Stored entries
○ ○ ○ ○ ○

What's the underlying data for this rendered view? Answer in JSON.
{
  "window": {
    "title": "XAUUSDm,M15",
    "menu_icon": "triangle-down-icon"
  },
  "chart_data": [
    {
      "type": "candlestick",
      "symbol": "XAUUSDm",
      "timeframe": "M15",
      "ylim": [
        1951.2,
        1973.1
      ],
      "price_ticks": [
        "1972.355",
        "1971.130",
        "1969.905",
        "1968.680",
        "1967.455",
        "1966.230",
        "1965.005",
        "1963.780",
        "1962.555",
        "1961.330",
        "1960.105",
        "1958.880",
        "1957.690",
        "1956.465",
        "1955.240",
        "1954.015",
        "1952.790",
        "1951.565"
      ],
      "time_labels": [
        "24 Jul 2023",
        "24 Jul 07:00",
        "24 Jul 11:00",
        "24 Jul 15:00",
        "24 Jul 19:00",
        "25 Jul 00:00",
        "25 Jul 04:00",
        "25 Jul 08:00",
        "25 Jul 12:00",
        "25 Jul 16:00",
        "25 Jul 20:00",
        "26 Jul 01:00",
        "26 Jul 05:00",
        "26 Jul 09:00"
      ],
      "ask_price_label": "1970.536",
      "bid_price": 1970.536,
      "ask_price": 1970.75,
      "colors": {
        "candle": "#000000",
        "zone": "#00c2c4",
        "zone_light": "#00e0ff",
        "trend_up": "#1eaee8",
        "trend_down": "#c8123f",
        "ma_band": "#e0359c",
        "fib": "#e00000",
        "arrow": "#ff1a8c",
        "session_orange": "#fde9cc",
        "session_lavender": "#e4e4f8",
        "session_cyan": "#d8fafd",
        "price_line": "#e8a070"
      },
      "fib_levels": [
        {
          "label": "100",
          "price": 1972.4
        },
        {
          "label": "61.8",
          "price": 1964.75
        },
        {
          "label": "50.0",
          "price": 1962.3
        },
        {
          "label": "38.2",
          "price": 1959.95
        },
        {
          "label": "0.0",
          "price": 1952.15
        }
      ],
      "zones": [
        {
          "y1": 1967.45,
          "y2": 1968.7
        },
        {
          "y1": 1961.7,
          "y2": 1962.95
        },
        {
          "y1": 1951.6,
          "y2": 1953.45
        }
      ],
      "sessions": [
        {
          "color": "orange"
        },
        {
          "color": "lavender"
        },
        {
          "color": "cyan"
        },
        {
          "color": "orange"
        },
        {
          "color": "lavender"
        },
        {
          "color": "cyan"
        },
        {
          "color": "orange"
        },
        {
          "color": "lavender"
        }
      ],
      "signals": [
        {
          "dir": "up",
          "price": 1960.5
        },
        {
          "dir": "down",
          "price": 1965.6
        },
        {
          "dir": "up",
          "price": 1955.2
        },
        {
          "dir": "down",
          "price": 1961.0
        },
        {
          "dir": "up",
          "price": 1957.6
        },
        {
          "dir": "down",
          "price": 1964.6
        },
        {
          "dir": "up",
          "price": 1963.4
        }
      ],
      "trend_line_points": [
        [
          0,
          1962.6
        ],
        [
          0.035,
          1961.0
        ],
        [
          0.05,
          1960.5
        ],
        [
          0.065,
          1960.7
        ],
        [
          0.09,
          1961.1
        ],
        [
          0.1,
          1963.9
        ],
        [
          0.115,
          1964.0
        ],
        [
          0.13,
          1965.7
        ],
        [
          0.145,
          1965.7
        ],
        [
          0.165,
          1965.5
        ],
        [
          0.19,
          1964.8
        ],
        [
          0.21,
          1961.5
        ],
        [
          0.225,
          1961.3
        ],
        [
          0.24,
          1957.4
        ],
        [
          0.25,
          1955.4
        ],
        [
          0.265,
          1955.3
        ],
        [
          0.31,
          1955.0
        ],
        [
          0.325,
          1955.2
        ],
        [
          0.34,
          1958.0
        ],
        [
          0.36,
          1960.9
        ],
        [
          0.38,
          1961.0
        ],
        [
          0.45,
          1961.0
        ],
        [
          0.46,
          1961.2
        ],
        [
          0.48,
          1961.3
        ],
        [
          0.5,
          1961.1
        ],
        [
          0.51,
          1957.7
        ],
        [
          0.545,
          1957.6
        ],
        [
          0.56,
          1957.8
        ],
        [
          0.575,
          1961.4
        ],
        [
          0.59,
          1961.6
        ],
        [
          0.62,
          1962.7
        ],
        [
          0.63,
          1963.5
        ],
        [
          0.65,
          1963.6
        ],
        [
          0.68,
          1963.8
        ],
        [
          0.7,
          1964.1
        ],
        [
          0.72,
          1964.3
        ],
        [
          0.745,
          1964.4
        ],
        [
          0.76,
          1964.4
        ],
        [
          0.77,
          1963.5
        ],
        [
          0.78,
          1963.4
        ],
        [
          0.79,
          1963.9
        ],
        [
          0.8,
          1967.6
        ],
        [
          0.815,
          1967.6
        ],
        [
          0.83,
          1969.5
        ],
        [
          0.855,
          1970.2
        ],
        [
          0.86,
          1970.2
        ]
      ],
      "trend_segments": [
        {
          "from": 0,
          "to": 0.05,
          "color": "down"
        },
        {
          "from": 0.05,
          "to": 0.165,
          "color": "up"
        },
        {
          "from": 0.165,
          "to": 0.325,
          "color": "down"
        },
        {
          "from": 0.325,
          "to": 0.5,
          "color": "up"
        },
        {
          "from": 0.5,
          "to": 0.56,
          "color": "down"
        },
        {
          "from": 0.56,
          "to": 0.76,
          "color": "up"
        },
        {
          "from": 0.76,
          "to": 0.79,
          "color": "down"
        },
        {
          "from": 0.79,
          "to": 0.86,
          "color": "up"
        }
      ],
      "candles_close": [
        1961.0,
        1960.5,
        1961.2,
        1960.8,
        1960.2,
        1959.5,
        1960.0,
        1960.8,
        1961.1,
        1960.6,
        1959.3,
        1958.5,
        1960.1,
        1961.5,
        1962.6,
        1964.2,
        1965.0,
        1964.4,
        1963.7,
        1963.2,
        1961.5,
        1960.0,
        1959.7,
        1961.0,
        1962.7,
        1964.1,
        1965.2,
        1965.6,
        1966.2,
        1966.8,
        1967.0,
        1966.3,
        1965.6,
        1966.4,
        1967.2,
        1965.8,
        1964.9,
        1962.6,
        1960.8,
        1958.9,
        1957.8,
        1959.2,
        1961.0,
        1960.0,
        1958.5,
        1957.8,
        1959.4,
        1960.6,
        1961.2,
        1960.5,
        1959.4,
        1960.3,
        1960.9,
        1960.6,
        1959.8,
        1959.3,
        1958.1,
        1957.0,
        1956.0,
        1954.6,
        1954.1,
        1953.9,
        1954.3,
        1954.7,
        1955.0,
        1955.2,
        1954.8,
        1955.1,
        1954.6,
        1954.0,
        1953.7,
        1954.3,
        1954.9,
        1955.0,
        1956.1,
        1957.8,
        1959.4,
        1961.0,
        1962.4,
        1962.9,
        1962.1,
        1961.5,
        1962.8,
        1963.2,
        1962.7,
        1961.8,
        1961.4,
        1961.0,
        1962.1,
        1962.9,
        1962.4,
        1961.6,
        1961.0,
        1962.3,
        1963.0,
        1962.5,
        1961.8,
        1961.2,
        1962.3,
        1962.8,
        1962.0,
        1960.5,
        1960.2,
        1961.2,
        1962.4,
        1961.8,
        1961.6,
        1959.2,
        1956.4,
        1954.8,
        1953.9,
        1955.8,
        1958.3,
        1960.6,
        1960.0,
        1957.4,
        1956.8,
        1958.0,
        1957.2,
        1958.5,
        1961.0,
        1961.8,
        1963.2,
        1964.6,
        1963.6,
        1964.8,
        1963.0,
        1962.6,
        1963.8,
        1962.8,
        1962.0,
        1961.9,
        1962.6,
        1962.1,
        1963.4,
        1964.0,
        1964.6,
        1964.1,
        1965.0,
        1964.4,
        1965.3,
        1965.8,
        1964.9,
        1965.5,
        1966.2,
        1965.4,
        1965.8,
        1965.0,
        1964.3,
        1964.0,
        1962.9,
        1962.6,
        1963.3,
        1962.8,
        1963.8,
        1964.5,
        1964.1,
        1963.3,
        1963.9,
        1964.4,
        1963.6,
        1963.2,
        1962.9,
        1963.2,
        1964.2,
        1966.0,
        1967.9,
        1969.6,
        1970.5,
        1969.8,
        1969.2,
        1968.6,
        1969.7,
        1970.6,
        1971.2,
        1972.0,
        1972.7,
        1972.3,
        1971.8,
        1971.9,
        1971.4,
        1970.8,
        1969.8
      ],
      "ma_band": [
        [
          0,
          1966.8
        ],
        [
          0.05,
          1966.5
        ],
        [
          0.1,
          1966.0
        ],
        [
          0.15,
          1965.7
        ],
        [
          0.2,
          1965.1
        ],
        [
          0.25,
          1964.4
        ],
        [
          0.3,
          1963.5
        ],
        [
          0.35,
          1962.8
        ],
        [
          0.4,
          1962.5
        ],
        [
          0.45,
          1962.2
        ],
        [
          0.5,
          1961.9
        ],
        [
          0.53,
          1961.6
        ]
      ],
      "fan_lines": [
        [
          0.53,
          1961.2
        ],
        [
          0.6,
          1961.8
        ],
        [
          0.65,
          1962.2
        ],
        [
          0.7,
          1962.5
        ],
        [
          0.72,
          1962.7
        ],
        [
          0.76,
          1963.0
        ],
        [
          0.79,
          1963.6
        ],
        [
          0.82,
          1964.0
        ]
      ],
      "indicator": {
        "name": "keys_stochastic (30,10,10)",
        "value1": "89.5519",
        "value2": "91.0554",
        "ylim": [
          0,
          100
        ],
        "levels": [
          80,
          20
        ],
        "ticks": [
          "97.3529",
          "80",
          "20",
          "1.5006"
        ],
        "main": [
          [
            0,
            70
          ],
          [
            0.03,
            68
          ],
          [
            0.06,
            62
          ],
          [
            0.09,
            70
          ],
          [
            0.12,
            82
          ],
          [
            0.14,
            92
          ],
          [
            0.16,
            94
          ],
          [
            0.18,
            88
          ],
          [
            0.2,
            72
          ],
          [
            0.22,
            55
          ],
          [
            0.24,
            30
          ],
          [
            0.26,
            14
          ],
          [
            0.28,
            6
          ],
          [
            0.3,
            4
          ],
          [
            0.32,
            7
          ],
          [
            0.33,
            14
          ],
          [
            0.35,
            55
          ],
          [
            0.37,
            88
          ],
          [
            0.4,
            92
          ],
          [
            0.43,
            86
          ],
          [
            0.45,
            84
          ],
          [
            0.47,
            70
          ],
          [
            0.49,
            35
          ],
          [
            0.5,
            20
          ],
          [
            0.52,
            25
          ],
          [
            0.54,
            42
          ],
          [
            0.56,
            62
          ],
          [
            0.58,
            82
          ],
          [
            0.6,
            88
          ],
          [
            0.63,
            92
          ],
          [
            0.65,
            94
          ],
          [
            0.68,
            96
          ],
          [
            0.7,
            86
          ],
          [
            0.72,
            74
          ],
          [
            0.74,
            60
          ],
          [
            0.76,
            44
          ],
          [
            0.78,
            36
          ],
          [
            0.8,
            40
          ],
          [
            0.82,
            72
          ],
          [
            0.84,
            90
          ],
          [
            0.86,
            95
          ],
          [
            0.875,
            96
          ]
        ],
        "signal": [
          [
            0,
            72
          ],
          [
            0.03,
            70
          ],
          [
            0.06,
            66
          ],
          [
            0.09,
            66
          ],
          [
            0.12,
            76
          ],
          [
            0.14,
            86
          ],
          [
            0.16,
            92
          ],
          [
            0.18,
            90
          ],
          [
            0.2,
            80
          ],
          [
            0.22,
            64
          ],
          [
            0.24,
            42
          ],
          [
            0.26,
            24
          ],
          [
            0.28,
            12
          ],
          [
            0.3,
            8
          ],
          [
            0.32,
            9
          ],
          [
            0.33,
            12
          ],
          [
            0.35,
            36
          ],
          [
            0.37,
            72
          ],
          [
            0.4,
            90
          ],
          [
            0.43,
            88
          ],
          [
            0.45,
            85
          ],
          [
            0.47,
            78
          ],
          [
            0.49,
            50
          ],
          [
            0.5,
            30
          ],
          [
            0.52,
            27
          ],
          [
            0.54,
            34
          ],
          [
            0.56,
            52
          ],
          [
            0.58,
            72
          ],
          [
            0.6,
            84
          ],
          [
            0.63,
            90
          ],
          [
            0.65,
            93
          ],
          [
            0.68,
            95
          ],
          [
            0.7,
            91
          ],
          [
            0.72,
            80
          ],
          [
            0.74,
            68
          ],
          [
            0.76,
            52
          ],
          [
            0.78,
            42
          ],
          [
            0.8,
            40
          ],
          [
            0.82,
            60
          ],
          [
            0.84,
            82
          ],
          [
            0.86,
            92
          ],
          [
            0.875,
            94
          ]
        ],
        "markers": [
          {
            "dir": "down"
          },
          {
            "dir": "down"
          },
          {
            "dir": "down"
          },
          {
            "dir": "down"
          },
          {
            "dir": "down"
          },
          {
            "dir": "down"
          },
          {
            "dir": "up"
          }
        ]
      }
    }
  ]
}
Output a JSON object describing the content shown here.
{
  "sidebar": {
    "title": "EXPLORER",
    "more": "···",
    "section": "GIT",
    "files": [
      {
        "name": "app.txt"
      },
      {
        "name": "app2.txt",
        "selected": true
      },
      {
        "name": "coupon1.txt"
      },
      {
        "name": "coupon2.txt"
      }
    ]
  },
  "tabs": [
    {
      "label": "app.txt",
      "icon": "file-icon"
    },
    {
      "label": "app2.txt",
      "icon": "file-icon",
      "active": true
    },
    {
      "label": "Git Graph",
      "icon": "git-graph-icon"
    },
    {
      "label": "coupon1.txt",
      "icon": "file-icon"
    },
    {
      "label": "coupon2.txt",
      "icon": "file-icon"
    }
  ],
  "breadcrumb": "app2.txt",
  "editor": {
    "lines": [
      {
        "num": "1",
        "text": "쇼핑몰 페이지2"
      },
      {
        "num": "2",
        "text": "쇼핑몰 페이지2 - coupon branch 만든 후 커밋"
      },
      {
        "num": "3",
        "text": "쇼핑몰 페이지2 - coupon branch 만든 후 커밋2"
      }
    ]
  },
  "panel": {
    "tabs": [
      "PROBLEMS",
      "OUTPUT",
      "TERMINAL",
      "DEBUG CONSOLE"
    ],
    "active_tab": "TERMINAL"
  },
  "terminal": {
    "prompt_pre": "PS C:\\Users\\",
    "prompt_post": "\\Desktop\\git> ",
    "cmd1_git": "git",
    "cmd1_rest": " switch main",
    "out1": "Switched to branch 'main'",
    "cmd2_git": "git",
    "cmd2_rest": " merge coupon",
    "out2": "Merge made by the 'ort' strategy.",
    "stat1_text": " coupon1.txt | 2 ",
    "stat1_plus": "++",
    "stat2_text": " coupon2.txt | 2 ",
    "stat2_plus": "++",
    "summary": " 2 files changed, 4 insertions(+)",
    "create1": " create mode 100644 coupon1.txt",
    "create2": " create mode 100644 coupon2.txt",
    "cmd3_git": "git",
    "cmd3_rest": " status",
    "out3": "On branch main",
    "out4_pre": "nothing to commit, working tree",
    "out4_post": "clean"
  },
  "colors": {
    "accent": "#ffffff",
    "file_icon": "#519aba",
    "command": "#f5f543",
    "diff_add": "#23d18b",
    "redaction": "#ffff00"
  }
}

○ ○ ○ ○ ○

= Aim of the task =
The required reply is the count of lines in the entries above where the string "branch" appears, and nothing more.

= Completed task =
4